As an introduction, I'm a semi-retired geekish nerd with 33 years experience in wide area networking, never did much with VOIP though. I once upgraded Teletype machines to 300bps modems for a living. Honest.
Just got my Ooma Telo yesterday. It is behind an arcane, obscure dual WAN silicon based router. I have told our router to use only the primary CATV line, not the much lower speed DSL line (backup only).
I'm replacing a Vonage router which fails 100% of the time when Time Warner bestows one of their frequent 30 second long cable Internet outages. After each such outage while using our Vonage VOIP the call supervision still works, calls come in, calls go out, but neither called party nor calling party can ever hear the other at all until the Vonage modem is power cycled. Hateses it.
Of course I tried putting the Vonage modem directly behind first one, then the other of our WAN modems (Cable modem, DSL modem) but it could not pass data fast enough to meet my requirements. I maintain 5 webservers and I'm constantly pushing data up to them.
From what I have read here I've told my Ooma Telo to use its own MAC address, I zeroed out its settings for QoS
If Ooma can recover from the frequent Time Wanker outages and still let people hear each other I shall be canceling Vonage and keeping Ooma. So far it seems Ooma has bridged one such outage, so that is looking good. I gave Ooma 1mbps down and 768kbps up in the QoS settings of my router. Sound quality is fairly good to one echo test number.
Since I began composing this message there have been two brief Time Wanker outages and Ooma is still working. I think we might have a winner.
I suppose you mean our cable modem. I have observed that during these brief outages the cable modem is as happy as a lark, no issues with signal level or SNR. My theory has been that it is a transit problem between our home and the point one hundred miles away where the Time Warner network connects to the Internet proper. All routes from our home traverse this 100 mile route and we have often observed router issues where large chunks of the Internet become unreachable while other parts are still routed. The DHCP servers they are using refer us to DNS servers over 100ms away that frequently fail to resolve extremely well known domain names like Yahoo.com and Google.com.lbmofo wrote:Welcome StevesWeb, have you looked into the possibilty that your modem might be bad?
I've been pinning it on routing because it all started when Time Warner shut down a POP in our city and started routing all traffic through Orange County. Of course they referred to this consolidation as an "upgrade".
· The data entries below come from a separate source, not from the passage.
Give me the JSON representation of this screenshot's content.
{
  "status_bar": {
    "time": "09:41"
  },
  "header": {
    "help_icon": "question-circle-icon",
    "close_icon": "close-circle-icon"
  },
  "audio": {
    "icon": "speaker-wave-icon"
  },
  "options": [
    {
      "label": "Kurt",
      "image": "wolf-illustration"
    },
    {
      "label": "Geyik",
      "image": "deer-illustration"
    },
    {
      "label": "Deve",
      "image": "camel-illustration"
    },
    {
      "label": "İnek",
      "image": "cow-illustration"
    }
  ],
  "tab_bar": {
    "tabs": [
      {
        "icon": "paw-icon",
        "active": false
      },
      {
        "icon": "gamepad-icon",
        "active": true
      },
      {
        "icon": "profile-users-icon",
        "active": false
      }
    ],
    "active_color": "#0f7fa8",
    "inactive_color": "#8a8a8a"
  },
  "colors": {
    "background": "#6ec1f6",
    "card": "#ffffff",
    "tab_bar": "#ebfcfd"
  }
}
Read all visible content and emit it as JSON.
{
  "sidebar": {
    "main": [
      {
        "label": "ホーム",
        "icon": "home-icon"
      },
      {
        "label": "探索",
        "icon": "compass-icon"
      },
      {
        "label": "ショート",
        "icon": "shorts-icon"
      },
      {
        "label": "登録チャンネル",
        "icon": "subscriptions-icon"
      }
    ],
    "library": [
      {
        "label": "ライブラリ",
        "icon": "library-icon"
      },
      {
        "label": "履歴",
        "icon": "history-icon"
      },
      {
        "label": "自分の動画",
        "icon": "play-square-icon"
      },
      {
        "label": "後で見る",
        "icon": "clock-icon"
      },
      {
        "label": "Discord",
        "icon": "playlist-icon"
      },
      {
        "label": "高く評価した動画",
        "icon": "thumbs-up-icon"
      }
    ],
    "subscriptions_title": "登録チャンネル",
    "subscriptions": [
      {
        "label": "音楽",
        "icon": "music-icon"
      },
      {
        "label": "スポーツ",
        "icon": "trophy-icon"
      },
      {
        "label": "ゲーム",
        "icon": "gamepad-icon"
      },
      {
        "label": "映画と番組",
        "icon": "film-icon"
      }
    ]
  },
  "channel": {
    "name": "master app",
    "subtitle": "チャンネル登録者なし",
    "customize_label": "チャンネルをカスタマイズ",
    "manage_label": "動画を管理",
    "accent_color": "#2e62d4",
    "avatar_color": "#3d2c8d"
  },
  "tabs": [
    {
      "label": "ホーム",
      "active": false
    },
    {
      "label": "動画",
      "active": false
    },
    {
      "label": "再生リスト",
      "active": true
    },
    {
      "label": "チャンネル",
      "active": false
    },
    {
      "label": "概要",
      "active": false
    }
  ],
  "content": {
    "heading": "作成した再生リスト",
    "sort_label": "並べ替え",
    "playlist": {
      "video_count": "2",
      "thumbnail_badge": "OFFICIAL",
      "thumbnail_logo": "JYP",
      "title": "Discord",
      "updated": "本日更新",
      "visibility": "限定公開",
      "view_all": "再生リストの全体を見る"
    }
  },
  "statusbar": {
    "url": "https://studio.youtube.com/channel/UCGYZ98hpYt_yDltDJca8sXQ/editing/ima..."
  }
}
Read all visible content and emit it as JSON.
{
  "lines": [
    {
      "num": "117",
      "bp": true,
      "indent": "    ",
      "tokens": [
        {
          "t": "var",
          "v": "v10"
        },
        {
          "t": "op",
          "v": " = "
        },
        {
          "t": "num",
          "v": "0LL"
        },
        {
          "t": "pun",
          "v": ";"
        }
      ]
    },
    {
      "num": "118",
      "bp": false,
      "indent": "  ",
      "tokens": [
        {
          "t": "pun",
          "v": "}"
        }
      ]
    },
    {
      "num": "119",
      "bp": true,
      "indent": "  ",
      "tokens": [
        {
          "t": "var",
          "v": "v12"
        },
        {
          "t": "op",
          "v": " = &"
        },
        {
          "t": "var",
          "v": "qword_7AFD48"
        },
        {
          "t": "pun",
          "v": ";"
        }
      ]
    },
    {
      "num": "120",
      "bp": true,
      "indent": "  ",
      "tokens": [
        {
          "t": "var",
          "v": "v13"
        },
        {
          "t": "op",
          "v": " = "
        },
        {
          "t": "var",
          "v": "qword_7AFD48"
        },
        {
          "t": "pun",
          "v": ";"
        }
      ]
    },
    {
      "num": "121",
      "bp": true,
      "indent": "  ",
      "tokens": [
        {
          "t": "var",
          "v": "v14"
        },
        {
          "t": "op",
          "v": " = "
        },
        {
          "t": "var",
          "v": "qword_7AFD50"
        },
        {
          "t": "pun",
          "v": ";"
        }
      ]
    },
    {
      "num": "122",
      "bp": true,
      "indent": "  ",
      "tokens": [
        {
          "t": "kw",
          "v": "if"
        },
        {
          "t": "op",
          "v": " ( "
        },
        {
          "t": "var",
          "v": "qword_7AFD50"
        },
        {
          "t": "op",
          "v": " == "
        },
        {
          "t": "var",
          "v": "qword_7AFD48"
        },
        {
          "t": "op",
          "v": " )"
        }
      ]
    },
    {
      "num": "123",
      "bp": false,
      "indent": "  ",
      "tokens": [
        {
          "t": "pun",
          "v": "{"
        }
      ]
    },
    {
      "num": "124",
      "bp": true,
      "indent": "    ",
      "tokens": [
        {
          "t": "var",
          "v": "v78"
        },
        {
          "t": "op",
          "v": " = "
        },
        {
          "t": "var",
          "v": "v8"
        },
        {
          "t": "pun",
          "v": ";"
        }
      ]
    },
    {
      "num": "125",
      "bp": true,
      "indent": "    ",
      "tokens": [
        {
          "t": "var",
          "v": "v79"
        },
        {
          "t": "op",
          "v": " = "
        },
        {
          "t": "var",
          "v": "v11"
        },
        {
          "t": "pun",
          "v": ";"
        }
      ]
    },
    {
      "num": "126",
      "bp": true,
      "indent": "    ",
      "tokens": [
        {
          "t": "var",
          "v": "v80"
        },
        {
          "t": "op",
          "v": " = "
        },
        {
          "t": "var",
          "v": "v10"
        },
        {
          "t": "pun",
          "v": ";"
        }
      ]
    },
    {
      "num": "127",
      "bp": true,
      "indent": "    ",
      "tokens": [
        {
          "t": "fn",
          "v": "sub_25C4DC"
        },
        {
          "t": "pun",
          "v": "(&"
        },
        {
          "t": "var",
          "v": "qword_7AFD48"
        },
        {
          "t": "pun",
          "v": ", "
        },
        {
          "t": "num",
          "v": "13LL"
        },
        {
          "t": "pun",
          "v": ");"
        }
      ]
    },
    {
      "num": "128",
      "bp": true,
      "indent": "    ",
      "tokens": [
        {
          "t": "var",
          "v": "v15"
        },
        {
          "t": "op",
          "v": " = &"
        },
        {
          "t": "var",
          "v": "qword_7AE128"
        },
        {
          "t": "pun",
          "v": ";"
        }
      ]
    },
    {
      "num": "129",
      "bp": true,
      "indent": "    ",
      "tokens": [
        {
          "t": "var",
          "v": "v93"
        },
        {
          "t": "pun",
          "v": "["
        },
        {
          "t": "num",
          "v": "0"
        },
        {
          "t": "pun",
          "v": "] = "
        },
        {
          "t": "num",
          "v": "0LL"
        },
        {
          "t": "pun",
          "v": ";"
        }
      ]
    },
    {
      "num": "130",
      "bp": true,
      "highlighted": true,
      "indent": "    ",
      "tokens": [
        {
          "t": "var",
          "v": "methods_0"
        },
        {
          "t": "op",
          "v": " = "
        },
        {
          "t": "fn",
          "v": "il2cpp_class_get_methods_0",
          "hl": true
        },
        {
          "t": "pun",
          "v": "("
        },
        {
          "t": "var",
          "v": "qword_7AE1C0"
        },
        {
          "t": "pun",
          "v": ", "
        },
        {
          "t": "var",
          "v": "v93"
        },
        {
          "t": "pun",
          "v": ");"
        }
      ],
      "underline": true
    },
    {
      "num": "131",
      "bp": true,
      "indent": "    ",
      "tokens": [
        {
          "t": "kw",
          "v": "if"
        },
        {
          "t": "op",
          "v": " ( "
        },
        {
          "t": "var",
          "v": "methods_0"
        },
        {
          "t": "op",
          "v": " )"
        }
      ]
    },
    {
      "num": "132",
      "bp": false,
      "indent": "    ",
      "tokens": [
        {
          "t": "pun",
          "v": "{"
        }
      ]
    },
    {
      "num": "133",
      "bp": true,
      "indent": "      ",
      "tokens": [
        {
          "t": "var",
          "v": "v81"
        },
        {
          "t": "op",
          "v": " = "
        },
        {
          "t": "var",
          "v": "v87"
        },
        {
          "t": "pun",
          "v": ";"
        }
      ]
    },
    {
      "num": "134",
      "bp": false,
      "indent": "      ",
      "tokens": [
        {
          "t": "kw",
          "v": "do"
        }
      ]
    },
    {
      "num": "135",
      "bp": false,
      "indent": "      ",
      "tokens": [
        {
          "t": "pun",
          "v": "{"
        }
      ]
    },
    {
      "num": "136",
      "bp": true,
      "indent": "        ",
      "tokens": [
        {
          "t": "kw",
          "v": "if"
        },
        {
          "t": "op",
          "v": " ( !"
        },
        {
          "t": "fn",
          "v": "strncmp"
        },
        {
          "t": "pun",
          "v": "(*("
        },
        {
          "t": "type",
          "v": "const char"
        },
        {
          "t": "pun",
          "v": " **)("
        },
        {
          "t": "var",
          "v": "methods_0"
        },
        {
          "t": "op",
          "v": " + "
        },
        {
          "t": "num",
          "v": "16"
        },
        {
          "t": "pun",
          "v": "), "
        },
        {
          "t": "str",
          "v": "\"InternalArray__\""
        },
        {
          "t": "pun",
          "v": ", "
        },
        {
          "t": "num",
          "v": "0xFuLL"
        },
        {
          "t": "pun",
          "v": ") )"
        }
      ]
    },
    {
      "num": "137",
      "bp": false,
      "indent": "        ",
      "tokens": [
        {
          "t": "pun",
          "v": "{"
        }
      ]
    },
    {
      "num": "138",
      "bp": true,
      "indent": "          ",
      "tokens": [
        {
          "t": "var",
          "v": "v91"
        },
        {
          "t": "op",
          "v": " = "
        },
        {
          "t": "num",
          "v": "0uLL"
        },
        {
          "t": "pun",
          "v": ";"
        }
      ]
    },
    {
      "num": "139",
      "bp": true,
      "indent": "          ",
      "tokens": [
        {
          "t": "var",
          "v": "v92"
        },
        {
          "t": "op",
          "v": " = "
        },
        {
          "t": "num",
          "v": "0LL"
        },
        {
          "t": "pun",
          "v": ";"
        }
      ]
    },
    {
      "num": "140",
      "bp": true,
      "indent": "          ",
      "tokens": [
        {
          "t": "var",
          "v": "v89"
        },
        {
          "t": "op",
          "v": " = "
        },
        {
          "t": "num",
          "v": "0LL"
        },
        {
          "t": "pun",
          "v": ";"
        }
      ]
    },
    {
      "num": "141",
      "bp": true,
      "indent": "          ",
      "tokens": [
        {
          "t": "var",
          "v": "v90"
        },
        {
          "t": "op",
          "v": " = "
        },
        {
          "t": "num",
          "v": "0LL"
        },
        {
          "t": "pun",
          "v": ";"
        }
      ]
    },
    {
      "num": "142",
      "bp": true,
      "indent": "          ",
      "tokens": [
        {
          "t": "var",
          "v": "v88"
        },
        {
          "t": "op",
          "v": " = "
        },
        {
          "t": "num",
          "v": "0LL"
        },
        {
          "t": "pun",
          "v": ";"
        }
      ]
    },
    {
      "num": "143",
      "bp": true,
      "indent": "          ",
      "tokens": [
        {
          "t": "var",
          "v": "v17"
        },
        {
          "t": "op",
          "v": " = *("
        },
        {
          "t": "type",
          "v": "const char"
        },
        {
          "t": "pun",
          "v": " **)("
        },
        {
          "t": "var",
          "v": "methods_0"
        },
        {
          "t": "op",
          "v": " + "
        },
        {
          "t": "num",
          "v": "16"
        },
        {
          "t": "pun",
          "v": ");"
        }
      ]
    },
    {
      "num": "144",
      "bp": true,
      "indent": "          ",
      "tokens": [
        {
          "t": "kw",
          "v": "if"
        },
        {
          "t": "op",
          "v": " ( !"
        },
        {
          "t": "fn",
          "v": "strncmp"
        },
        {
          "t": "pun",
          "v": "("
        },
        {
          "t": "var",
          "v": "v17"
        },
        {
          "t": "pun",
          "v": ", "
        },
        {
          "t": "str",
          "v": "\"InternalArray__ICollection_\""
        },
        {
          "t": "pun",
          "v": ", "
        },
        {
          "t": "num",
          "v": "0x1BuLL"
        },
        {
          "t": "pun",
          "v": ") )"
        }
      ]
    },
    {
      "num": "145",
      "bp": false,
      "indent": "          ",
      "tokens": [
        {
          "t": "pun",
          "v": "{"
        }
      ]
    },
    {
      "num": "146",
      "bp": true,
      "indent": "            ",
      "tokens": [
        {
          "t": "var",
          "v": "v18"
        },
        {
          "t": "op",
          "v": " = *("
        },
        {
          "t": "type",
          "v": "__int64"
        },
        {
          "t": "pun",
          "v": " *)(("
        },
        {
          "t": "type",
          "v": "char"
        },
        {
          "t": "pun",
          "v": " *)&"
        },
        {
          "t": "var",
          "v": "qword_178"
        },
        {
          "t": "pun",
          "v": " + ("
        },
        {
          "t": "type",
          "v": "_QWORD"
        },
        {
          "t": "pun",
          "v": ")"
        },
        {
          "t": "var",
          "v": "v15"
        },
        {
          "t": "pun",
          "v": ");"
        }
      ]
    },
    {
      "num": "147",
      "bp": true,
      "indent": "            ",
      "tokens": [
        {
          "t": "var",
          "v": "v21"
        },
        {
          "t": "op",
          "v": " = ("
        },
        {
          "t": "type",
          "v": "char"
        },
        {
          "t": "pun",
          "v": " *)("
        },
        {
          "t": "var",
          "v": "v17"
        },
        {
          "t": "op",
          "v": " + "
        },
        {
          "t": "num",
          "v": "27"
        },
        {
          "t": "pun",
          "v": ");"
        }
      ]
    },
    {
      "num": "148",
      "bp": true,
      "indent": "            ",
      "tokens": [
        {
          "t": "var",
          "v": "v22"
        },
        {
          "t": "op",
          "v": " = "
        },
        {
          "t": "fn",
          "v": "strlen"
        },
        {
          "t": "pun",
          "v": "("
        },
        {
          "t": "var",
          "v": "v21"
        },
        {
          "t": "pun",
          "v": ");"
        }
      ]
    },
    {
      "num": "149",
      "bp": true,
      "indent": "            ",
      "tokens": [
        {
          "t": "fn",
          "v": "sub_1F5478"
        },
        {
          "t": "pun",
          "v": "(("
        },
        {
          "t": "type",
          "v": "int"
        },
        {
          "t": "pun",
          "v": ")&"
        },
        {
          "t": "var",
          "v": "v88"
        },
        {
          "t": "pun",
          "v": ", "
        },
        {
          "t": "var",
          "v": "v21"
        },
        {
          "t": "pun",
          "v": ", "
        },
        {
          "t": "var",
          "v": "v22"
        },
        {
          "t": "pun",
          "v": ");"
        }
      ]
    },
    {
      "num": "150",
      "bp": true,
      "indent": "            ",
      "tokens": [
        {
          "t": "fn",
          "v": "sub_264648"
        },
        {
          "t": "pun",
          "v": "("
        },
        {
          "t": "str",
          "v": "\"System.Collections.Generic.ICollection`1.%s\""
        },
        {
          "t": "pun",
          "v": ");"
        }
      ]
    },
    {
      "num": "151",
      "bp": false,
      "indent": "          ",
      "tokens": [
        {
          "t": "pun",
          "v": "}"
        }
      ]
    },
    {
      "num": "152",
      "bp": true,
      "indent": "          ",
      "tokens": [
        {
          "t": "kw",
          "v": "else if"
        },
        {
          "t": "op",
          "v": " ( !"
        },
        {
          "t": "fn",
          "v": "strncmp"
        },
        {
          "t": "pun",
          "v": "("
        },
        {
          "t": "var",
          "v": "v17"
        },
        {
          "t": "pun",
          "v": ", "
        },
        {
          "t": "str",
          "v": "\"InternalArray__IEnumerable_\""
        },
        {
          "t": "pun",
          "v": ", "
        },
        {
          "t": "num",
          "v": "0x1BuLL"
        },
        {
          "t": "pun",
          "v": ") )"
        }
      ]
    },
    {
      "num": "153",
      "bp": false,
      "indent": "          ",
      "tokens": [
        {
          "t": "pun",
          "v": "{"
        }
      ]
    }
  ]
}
If you meant to ask if I have considered whether the Vonage modem is defective I'm absolutely certain it is, but apparently by design. There is a definite one to one correlation between the Time Warner outages reported by our router and the Vonage modem no longer transferring voice traffic. It never fails if there has not been an outage and it always fails if there has been one. Vonage will soon join Verizon on my list of ex-phone companies.
But I'll go back to Verizon in a heartbeat if and when they run fiber down our street.
StevesWeb wrote:Thanks for that suggestion, I might just give that a try.
lbmofo wrote:...through a reset button on the modem device or through modem device URL page: http://192.168.100.1 do a "restore factory default" and reboot. This will make your modem relearn your cable line parameters/characteristics. Worth a shot.
But the good news is that these momentary outages do not take out our Oooma in the way that they always cause our Vonage modem to fail.
If the Ooma passes the weekly Sunday phone call to Scotland test it will be curtains for Vonage.